Source data:

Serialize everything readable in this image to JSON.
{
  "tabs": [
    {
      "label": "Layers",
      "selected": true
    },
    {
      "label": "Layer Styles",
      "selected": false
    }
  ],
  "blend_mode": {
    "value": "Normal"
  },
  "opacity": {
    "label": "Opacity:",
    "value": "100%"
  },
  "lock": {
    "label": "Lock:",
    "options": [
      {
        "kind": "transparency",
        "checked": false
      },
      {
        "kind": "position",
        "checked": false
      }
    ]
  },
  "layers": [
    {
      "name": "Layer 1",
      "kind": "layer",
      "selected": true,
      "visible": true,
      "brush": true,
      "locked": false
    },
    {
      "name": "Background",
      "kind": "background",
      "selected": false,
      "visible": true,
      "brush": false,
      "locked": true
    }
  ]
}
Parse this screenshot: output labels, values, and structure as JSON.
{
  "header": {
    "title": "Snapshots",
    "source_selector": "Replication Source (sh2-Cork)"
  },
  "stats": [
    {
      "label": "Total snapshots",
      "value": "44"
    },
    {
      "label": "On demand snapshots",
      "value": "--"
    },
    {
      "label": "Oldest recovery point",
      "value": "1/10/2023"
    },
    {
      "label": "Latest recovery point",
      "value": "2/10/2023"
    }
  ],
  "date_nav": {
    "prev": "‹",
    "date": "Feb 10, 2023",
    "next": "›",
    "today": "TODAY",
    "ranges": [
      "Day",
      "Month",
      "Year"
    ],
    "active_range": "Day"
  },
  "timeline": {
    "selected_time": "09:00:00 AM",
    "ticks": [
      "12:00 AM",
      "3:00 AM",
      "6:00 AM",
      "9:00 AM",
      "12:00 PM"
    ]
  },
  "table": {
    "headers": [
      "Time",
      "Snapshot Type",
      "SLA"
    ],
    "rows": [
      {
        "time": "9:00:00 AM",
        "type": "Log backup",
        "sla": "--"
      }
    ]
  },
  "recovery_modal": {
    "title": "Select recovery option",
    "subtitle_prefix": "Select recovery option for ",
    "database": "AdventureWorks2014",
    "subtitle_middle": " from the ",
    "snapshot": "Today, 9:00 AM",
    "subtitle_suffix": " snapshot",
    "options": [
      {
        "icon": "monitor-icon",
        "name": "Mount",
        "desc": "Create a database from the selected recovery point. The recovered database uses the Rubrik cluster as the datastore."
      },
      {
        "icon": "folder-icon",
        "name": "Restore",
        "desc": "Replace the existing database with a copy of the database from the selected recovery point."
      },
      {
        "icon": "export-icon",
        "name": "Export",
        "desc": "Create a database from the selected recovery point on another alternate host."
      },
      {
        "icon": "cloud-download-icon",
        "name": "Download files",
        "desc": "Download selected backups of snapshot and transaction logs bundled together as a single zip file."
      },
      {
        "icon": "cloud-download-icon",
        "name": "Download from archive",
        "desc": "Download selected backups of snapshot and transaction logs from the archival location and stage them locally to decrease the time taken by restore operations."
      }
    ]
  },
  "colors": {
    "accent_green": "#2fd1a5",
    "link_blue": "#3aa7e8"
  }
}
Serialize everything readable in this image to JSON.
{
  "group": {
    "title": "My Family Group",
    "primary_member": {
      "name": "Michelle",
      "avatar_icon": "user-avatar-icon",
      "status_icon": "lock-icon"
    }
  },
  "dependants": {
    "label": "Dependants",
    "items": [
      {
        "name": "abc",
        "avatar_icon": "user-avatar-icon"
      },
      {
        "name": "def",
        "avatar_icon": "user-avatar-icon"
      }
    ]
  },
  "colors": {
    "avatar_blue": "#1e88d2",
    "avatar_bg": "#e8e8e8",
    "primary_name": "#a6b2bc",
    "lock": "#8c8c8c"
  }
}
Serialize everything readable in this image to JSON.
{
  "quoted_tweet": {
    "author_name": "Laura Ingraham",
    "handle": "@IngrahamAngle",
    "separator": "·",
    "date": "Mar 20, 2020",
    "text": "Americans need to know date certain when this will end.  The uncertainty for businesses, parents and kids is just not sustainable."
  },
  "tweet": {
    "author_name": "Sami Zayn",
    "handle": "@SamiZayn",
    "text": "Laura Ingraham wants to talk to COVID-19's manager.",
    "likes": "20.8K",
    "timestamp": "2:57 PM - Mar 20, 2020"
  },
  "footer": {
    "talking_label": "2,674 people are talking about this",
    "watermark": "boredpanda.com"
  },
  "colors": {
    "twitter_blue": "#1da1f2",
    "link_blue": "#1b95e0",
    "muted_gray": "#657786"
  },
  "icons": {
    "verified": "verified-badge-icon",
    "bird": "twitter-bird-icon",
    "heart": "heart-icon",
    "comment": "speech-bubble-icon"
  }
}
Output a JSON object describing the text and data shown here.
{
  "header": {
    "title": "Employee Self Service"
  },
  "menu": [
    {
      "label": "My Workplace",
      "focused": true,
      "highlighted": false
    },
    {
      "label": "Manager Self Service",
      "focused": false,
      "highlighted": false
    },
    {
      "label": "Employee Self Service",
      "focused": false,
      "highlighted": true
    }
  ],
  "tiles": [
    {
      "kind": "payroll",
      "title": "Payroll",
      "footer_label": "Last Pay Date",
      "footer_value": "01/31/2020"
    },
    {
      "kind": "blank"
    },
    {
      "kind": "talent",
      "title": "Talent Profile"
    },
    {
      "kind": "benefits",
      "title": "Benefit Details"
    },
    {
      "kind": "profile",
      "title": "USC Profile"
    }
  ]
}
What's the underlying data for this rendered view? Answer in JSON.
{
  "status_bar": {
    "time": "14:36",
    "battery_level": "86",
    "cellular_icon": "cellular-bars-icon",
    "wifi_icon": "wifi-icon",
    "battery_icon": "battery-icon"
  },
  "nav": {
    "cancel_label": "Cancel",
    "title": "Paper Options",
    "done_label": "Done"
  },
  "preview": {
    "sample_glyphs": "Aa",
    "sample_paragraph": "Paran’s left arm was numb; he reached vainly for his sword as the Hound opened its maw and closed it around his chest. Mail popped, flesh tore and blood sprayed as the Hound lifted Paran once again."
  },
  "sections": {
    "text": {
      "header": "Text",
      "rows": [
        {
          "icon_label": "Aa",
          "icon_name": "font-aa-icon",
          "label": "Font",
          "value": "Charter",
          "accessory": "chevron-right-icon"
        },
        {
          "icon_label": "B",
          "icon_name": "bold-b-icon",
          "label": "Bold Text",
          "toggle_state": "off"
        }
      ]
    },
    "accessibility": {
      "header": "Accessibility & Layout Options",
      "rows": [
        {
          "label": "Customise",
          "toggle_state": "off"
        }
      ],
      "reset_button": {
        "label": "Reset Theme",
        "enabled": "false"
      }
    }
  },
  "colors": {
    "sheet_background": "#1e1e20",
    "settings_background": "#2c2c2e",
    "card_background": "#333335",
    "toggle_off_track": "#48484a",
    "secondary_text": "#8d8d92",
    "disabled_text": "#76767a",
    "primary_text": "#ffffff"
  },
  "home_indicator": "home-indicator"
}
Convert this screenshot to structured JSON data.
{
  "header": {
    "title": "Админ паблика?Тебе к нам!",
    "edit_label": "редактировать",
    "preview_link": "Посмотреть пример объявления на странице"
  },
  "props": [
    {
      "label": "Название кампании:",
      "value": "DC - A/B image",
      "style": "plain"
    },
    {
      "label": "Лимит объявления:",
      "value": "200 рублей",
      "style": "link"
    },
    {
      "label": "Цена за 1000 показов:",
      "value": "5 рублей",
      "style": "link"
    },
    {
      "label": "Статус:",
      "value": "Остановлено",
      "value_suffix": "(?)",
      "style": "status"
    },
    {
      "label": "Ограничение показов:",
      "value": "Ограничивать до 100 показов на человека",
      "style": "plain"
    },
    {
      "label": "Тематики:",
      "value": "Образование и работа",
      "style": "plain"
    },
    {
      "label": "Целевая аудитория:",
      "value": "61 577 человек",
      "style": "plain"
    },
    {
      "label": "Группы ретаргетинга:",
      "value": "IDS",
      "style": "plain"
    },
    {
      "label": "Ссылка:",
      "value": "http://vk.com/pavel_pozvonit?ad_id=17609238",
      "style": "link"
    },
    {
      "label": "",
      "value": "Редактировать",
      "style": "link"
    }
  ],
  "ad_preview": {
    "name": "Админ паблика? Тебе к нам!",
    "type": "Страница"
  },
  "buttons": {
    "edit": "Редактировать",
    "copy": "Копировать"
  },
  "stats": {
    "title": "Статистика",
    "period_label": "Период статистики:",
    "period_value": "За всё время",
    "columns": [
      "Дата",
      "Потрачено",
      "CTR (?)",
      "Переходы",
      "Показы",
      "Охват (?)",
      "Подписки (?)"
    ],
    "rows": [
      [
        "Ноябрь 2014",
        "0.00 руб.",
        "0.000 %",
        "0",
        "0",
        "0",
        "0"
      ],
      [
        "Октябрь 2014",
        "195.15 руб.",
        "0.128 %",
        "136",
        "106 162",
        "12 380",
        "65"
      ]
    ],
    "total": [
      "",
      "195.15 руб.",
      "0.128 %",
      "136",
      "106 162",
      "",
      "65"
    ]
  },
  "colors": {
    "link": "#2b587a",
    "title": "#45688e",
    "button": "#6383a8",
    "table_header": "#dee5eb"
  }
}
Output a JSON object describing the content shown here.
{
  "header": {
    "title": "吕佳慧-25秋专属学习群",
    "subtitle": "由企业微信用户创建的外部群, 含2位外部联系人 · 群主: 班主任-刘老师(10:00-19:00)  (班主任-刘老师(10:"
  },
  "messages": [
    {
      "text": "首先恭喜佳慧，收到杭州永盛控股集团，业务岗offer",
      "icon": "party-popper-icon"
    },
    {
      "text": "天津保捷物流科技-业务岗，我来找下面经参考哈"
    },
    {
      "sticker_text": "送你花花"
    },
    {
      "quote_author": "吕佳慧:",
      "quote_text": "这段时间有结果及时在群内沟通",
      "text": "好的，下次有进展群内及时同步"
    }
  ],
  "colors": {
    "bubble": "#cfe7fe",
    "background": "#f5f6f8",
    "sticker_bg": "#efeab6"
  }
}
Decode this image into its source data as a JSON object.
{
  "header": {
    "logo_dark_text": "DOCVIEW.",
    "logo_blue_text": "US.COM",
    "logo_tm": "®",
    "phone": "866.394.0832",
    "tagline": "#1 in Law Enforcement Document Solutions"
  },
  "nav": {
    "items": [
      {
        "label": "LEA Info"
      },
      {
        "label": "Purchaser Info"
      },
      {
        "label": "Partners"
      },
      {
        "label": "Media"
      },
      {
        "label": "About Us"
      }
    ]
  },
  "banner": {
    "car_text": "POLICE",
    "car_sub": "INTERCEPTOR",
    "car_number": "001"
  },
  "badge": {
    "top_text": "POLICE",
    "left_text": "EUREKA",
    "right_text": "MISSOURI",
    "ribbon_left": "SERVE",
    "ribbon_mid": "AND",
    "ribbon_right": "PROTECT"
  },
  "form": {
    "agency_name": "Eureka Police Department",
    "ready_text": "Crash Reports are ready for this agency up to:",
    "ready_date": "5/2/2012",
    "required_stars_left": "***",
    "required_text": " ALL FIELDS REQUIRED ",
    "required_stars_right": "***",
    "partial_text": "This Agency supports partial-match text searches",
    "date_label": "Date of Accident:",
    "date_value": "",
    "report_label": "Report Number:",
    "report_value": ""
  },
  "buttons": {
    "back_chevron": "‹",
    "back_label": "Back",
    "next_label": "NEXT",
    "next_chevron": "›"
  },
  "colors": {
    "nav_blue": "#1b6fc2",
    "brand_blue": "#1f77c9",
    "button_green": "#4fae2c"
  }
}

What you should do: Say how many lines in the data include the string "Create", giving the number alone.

Reply to the task: 2